Restaurants in Manhattan
Manhattan offers a seemingly infinite number of culinary options, from food stands, famous delis, and its share of celebrity chef restaurants. (Here’s a tip, leave Time Square.)
Internationally renowned restaurant, Eleven Madison Park, brings luxury and creativity to its operations. Tasting menu only dishes are minimalist, allowing the chef to work his magic to create some of the best food in the city. As one of the more popular Manhattan restaurants, be sure to reserve a table at least two months in advance. Momofuku Ko is one of the most unique restaurants in Manhattan serving a seasonal tasting menu with interesting combinations and obscure ingredients. The restaurant is very intimate with only a counter and a dozen stools. Reservations are extremely difficult to get.
Per Se is arguably one of the finest Manhattan restaurants, requiring reservations months in advance. Award winning chef, Thomas Keller, creates world-renowned dishes including tuna tartar with crème fraiche and oysters in tapioca custard. If you’re looking for a reliably good meal at an affordable price head to the East Village, where you can get an incredible pizza at Little Frankie’s, an artisan burger at Brindle Room or a bowl full of soul warming ramen at Momofuku Noodle bar. For dessert, there are a variety spots to meet your needs including the famous Big Gay Ice Cream. Below are more recommendations for some the best restaurants in Manhattan.
The scene centers on live entertainment at Café Carlyle, where cabaret legend Bobby Short graced the stage for three decades before passing away in 2005.
The Sant Ambroeus Upper Eastside location seems as though it was designed from top-to-bottom to answer one question: "What do you get when you carve out a slice of Milan and import it on Madison Avenue?" Rich, warm colors reflect in the crystal chandeliers hanging over the wood-paneled banquette—
Situated on the border of SoHo and Little Italy, Despana is a café and gourmet food boutique specializing in Spanish cuisine. The black shelves are packed with cookbooks and the finest olive oils, vinegars and preserves from Spain.
At this West Village eatery, Mario Batali and Joe Bastianich successfully recreate a traditional Roman osteria (a casual eatery serving wine and simple fare).
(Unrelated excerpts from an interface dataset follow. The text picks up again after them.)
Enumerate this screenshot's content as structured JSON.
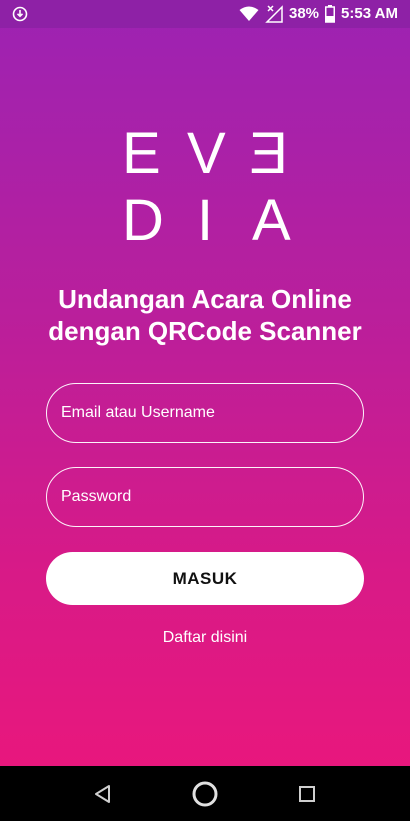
{
  "status_bar": {
    "left_icon": "download-notification-icon",
    "wifi_icon": "wifi-icon",
    "signal_icon": "no-signal-icon",
    "battery_percent": "38%",
    "battery_icon": "battery-icon",
    "time": "5:53 AM"
  },
  "logo": {
    "row1": [
      "E",
      "V",
      "E"
    ],
    "row2": [
      "D",
      "I",
      "A"
    ]
  },
  "headline": {
    "line1": "Undangan Acara Online",
    "line2": "dengan QRCode Scanner"
  },
  "form": {
    "email_placeholder": "Email atau Username",
    "password_placeholder": "Password",
    "submit_label": "MASUK",
    "register_link": "Daftar disini"
  },
  "nav": {
    "back_icon": "back-triangle-icon",
    "home_icon": "home-circle-icon",
    "recents_icon": "recents-square-icon"
  },
  "colors": {
    "gradient_top": "#9c23b3",
    "gradient_bottom": "#e8177d",
    "button_bg": "#ffffff"
  }
}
A local favorite for champagne brunch, this small French bistro in the Meatpacking District is named after the Provençal town of Le Paradou, which means “paradise.” Housed in a 19th-century carriage house, the restaurant contains white-washed brick walls lined with vintage posters, tables crafted
After training at such renowned French restaurants as Le Cirque, Daniel, and Chanterelle, chef Adam Perry Lang switched gears and opened this casual, cafeteria-style barbecue joint in Hell’s Kitchen.
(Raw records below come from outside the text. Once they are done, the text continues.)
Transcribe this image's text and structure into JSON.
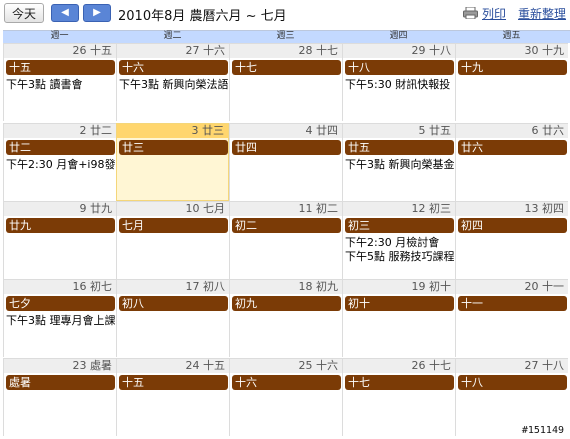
{
  "toolbar": {
    "today_label": "今天",
    "prev_glyph": "◀",
    "next_glyph": "▶",
    "period_title": "2010年8月 農曆六月 ~ 七月",
    "print_label": "列印",
    "refresh_label": "重新整理"
  },
  "weekdays": [
    "週一",
    "週二",
    "週三",
    "週四",
    "週五"
  ],
  "weeks": [
    {
      "days": [
        {
          "num": "26 十五",
          "chip": "十五",
          "events": [
            "下午3點 讀書會"
          ]
        },
        {
          "num": "27 十六",
          "chip": "十六",
          "events": [
            "下午3點 新興向榮法語"
          ]
        },
        {
          "num": "28 十七",
          "chip": "十七",
          "events": []
        },
        {
          "num": "29 十八",
          "chip": "十八",
          "events": [
            "下午5:30 財訊快報投"
          ]
        },
        {
          "num": "30 十九",
          "chip": "十九",
          "events": []
        }
      ]
    },
    {
      "days": [
        {
          "num": "2 廿二",
          "chip": "廿二",
          "events": [
            "下午2:30 月會+i98發"
          ]
        },
        {
          "num": "3 廿三",
          "chip": "廿三",
          "events": [],
          "today": true
        },
        {
          "num": "4 廿四",
          "chip": "廿四",
          "events": []
        },
        {
          "num": "5 廿五",
          "chip": "廿五",
          "events": [
            "下午3點 新興向榮基金"
          ]
        },
        {
          "num": "6 廿六",
          "chip": "廿六",
          "events": []
        }
      ]
    },
    {
      "days": [
        {
          "num": "9 廿九",
          "chip": "廿九",
          "events": []
        },
        {
          "num": "10 七月",
          "chip": "七月",
          "events": []
        },
        {
          "num": "11 初二",
          "chip": "初二",
          "events": []
        },
        {
          "num": "12 初三",
          "chip": "初三",
          "events": [
            "下午2:30 月檢討會",
            "下午5點 服務技巧課程"
          ]
        },
        {
          "num": "13 初四",
          "chip": "初四",
          "events": []
        }
      ]
    },
    {
      "days": [
        {
          "num": "16 初七",
          "chip": "七夕",
          "events": [
            "下午3點 理專月會上課"
          ]
        },
        {
          "num": "17 初八",
          "chip": "初八",
          "events": []
        },
        {
          "num": "18 初九",
          "chip": "初九",
          "events": []
        },
        {
          "num": "19 初十",
          "chip": "初十",
          "events": []
        },
        {
          "num": "20 十一",
          "chip": "十一",
          "events": []
        }
      ]
    },
    {
      "days": [
        {
          "num": "23 處暑",
          "chip": "處暑",
          "events": []
        },
        {
          "num": "24 十五",
          "chip": "十五",
          "events": []
        },
        {
          "num": "25 十六",
          "chip": "十六",
          "events": []
        },
        {
          "num": "26 十七",
          "chip": "十七",
          "events": []
        },
        {
          "num": "27 十八",
          "chip": "十八",
          "events": []
        }
      ]
    }
  ],
  "colors": {
    "chip": "#7b3b06",
    "today": "#fff6d4",
    "header": "#c3d9ff",
    "link": "#2a4e9c"
  },
  "watermark": "#151149"
}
If this restaurant had an official slogan, it might be “come for the view, stay for the food.” Located on the 35th floor of the Time Warner Center in the Mandarin Oriental Hotel, Asiate presents a stunning view of Columbus Circle and Central Park through floor-to-ceiling windows.
Chef Michael White’s third New York City restaurant, Marea, is, as the name implies, a tribute to the harmonious union of seafood and Italian cuisine. Located on Central Park South, Marea features a subdued, yet inviting dining room with warm yellow accent walls behind the bar and booths.
Owned by a family of Greek food importers, Thalassa in Tribeca predictably offers high quality Greek cuisine, from fresh seafood to an impressive list of Greek wines. Next to the curved bar of Thasosian marble is the ice case of the daily seafood selections, such as the sea bream and rouget.
Husband-and-wife team Marco Moreira and Jo-Ann Makovitzky combined their backgrounds in sushi (Marco) and classic French cuisine (Jo-Ann) to open Union Square’s Tocqueville in 2000.
Jampacked nightly despite its oversized proportions, this restaurant on the Upper West Side is a popular destination for reasonably priced Greek cuisine in hearty portions.